White House press secretary Tony Snow stressed that the United States does not condone or practice torture, adding, "we will not agree to send anybody to a nation or place that practices torture."
"International cooperation in the war on terror is essential for winning," Snow said, "and rendition is not something that began with this nation, and it's certainly going to be practiced in the future." He also noted that "Carlos the Jackal, you may recall, by rendition ended up in a French jail."
Marty, investigating the flights since November, said the 14 European nations -- along with some other countries including Iraq, Morocco and Afghanistan -- aided the movement of at least 17 detainees who said they had been abducted by U.S. agents and secretly transferred to detention centers around the world.
Some former detainees said they were transferred to the U.S. detention center at Guantanamo Bay, Cuba, and others to alleged secret facilities in countries including Egypt and Jordan. Some said they were mistreated or tortured.
"I have chosen to adopt the metaphor of a global spider's web, a web that has been spun out incrementally over several years using tactics and techniques that had to be developed in response to new threats of war," Marty said.
In his investigation, Marty -- a former prosecutor -- relied mostly on flight logs provided by the European Union's air traffic agency, Eurocontrol, witness statements gathered from people who said they had been abducted by U.S. intelligence agents, and judicial and parliamentary inquiries in various countries.
He concluded that several countries let the CIA abduct their residents, while others allowed the agency to use their airspace or turned a blind eye to questionable foreign intelligence activities on their territory.
"European governments simply agreed not to want to see," Marty told journalists.
He listed 14 European countries -- Britain, Germany, Italy, Sweden, Bosnia, Macedonia, Turkey, Spain, Cyprus, Ireland, Greece, Portugal, Romania and Poland -- as being complicit in "unlawful interstate transfers" of people.
Some, including Sweden and Bosnia, already have acknowledged some involvement.
Marty put airports in Timisoara, Romania, and Szymany, Poland, in a "detainee transfer/drop-off point" category, together with eight airports outside Europe.
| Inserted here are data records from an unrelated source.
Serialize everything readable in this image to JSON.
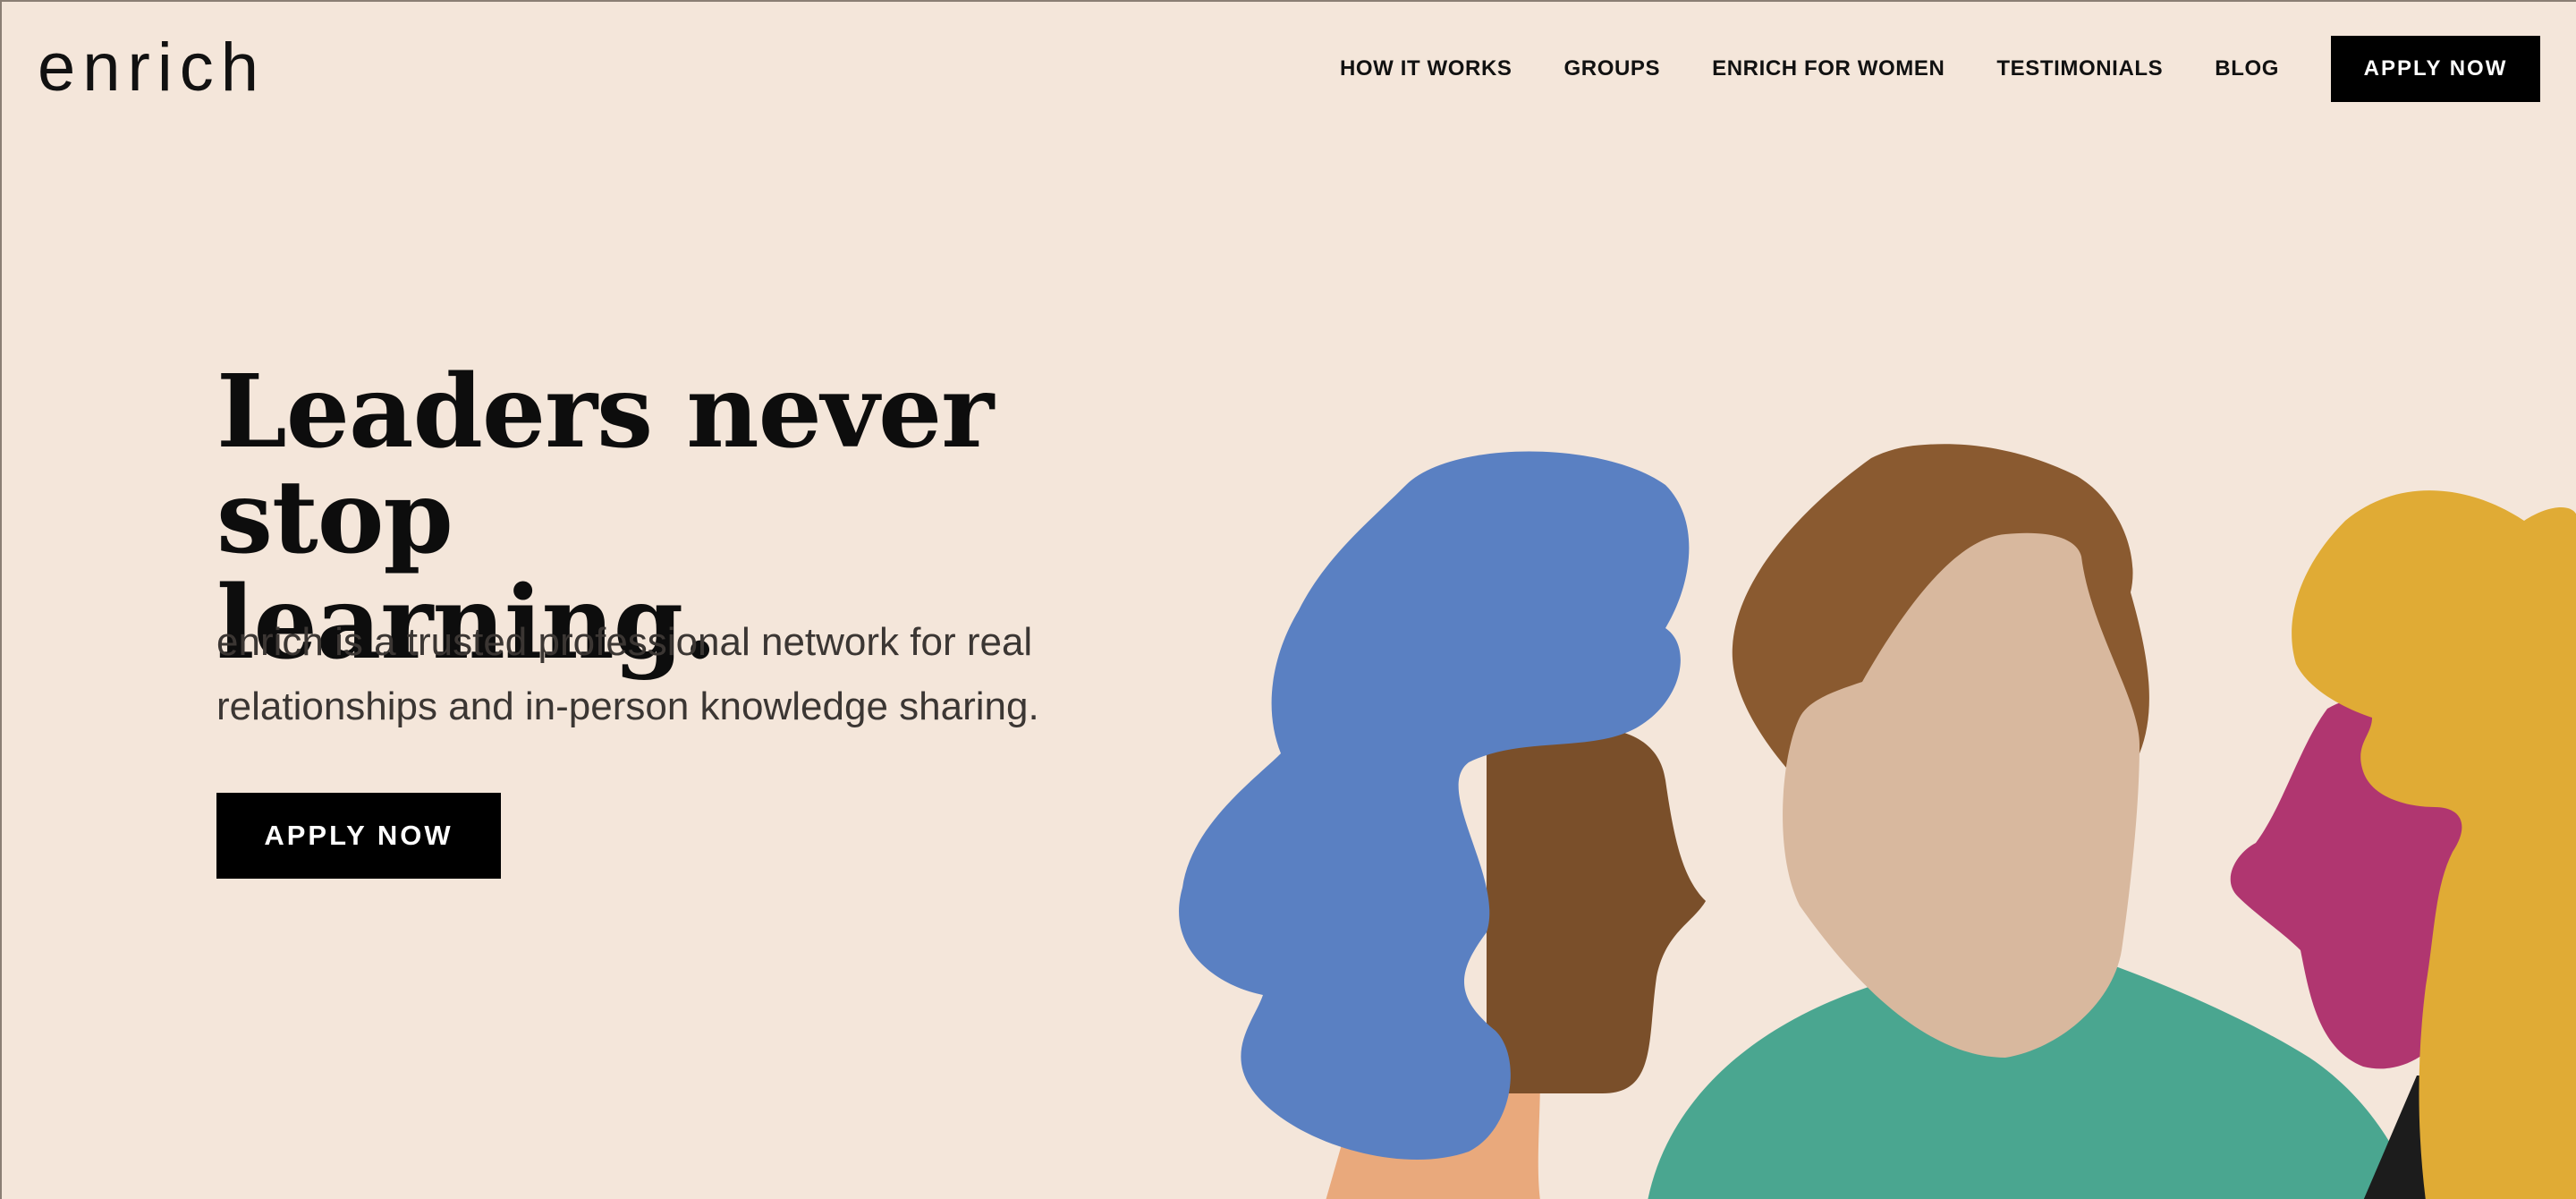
{
  "header": {
    "logo": "enrich",
    "nav": [
      {
        "label": "HOW IT WORKS"
      },
      {
        "label": "GROUPS"
      },
      {
        "label": "ENRICH FOR WOMEN"
      },
      {
        "label": "TESTIMONIALS"
      },
      {
        "label": "BLOG"
      }
    ],
    "cta": "APPLY NOW"
  },
  "hero": {
    "title_line1": "Leaders never stop",
    "title_line2": "learning.",
    "subtitle_line1": "enrich is a trusted professional network for real",
    "subtitle_line2": "relationships and in-person knowledge sharing.",
    "cta": "APPLY NOW"
  },
  "colors": {
    "background": "#f4e6da",
    "button": "#000000",
    "blue_hair": "#5a80c2",
    "brown_hair": "#7a4f2a",
    "skin_light": "#d8b89e",
    "skin_peach": "#e9a97c",
    "teal_shirt": "#4aa690",
    "magenta": "#b03670",
    "mustard_hair": "#e0ab35"
  }
}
He said one plane arrived in Timisoara from Kabul, Afghanistan, on the night of Jan. 25, 2004, after picking up Khaled El-Masri, a German who said he had been abducted by foreign intelligence agents in Skopje, Macedonia, and taken to the Afghan capital.
The investigator said the plane stayed in Timisoara for 72 minutes before leaving for Spain.
"The most likely hypothesis of the purpose of this flight was to transport one or several detainees from Kabul to Romania," Marty said in the report, without elaborating.
But Dan Andrei, the head of Romania's Civil Aeronautic Agency, denied that the CIA operated the plane.
"The plane did not drop off or pick up any passengers and declared five passengers on board. We don't have any evidence that it was a CIA plane," he said.
Marty said he believed the Szymany airport in northeastern Poland was also used for a rendition flight in September 2003.
A parallel investigation by the European Parliament has said data show there have been more than 1,000 clandestine CIA flights stopping on European territory since the Sept. 11, 2001, attacks. Officials said it was not clear if or how many detainees were on board.
"We're definitely not talking about hundreds of detainees, it likely is a much smaller number," Marty said.
Allegations that CIA agents shipped prisoners through European airports to secret detention centers, including compounds in eastern Europe, were first reported in November by The Washington Post.
Clandestine prisons and secret flights via or from Europe to countries where suspects could face torture would breach the continent's human rights treaties, including the European Convention on Human Rights.
The Council of Europe has no power to punish countries for breaching the treaty other than terminating their membership in the organization. Based on irrefutable evidence, the European Union might be able to suspend the voting rights of a country found to have breached the convention.